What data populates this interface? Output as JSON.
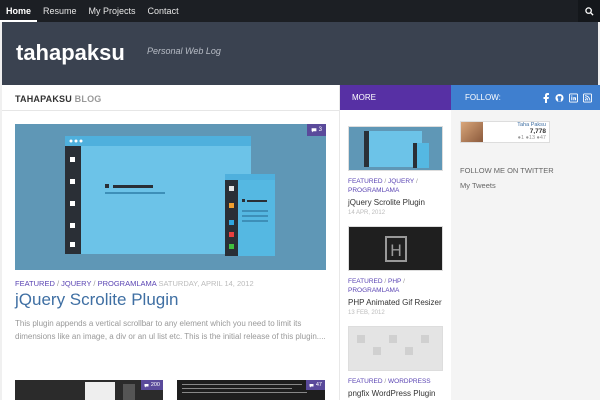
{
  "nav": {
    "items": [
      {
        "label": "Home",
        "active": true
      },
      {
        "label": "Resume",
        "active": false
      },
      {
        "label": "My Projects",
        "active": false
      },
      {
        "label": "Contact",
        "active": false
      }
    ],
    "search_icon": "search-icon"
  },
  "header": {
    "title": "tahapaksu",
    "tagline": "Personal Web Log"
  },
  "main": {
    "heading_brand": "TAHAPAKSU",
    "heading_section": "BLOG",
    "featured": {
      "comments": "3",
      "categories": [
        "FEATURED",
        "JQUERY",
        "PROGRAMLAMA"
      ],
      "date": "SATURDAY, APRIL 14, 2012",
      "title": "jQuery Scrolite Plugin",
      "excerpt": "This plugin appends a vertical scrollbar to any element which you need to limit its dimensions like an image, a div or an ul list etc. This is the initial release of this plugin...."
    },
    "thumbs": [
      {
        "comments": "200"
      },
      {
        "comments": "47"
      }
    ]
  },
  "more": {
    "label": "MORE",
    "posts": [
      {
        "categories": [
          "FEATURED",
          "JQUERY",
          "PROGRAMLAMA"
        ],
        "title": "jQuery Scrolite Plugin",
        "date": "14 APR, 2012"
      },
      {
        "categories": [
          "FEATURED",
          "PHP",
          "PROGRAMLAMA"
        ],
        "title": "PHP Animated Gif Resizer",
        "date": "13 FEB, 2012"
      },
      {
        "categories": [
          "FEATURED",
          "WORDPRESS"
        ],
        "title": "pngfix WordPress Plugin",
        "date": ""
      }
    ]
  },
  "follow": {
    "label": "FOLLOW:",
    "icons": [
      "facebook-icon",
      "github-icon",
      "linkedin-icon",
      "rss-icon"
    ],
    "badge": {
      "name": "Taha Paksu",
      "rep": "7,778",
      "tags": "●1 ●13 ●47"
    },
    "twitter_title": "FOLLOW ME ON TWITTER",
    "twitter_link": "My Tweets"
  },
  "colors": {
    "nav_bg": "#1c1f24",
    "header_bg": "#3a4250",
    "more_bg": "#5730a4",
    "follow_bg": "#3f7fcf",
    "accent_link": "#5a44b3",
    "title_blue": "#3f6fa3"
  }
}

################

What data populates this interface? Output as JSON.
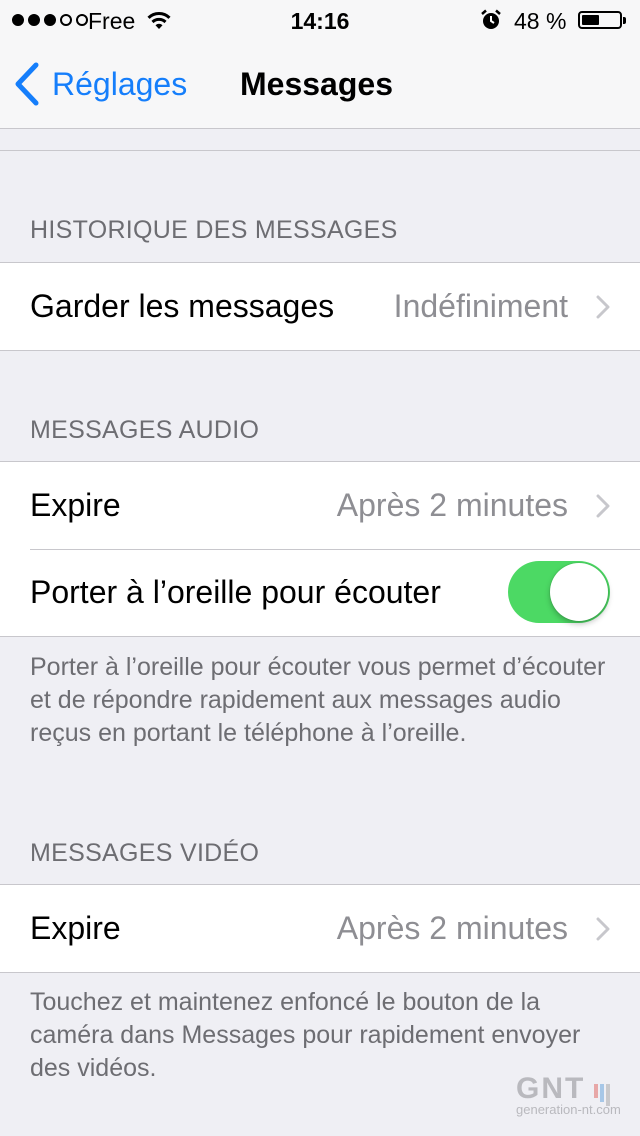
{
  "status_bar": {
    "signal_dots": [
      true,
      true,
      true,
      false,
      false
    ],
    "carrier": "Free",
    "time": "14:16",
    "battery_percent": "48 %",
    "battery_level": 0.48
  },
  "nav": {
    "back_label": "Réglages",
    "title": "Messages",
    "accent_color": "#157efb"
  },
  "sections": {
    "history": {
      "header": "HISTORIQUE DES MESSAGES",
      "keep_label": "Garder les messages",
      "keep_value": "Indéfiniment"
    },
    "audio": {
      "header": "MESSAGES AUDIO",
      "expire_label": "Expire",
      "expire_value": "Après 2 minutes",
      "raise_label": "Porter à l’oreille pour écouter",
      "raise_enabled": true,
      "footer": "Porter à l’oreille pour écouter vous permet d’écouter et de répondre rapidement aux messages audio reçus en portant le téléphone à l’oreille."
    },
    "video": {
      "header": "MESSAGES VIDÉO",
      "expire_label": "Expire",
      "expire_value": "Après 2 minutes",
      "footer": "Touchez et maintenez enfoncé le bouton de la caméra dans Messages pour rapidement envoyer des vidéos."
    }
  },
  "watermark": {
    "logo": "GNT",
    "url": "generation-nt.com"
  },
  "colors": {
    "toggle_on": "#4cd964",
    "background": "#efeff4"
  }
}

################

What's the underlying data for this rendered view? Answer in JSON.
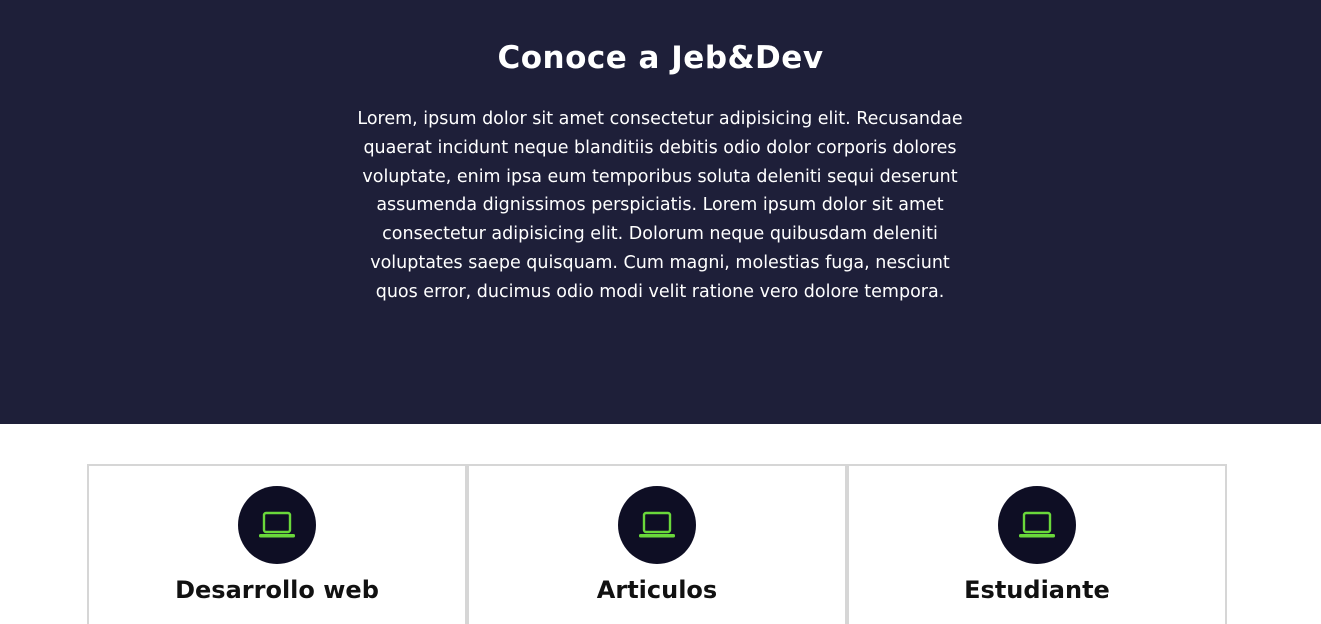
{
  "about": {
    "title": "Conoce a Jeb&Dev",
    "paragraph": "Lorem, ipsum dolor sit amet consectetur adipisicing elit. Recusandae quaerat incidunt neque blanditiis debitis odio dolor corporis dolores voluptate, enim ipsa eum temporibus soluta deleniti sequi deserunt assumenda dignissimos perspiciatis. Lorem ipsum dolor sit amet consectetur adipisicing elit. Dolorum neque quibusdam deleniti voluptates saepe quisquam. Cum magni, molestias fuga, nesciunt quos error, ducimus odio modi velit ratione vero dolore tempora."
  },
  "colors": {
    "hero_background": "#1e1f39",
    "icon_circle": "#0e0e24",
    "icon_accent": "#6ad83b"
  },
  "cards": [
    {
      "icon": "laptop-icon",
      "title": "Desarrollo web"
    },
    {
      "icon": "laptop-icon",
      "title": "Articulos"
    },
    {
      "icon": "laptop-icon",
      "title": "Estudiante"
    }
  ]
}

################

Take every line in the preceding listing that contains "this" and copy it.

Reply >>
What data populates this interface? Output as JSON.
      "excerpt": "This plugin appends a vertical scrollbar to any element which you need to limit its dimensions like an image, a div or an ul list etc. This is the initial release of this plugin...."
What data populates this interface? Output as JSON.
What's the underlying data for this rendered view? Answer in JSON.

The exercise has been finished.